Study: Cocaine, Pharmaceuticals and Pesticides Found in River Wildlife

In addition to micro-plastics, our drugs and pesticides are contaminating freshwater shrimp and other river wildlife, new study finds

Freshwater shrimp and other river animals contain pharmaceuticals, pesticides and illicit drugs like cocaine and ketamine, according to a study published in Environment International this week.

A team of researchers from King’s College London collected samples from 20 different sites across the county of Suffolk in and found a wide array of chemicals.

Cocaine was found in all samples tested. Ketamine, pesticides and pharmaceuticals were also widespread in the shrimp collected.

At least one of the pesticides detected — fenuron — has been banned in the UK for decades.

“The presence of pesticides which have long been banned in the UK also poses a particular challenge, as the sources of these remain unclear,” said Dr. Leon Barron from King’s College London.

Pharmaceuticals and illicit drugs end up in rivers because millions of people flush them down the toilet even though septic and sewage systems are not equipped to filter them. Pesticides and herbicides are flushed into streams and rivers every time it rains.

“Environmental health has attracted much attention from the public due to challenges associated with climate change and microplastic pollution,” said Professor Nic Bury from the University of Suffolk.

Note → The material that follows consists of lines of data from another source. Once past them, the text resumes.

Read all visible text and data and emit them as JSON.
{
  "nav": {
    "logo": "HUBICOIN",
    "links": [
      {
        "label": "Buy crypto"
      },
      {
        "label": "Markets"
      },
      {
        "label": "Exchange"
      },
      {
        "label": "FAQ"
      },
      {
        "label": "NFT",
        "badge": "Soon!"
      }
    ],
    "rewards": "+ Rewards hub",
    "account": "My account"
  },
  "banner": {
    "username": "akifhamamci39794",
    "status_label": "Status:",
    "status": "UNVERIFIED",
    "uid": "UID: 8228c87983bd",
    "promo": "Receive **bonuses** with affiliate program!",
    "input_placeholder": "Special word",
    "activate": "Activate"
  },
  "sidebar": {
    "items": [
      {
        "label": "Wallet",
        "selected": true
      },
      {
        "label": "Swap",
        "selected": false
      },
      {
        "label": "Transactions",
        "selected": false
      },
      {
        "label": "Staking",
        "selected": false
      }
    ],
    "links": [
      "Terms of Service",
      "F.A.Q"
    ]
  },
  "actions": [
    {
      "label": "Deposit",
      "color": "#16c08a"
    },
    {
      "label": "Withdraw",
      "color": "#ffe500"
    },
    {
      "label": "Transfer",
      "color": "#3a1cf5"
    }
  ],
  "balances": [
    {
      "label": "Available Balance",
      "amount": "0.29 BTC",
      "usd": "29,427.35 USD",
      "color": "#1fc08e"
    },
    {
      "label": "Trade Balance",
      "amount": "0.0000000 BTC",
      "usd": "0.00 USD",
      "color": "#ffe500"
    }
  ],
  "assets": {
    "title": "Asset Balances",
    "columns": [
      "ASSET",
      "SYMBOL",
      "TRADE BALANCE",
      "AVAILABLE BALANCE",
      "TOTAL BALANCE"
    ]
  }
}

“However, the impact of ‘invisible’ chemical pollution on wildlife health needs more focus.”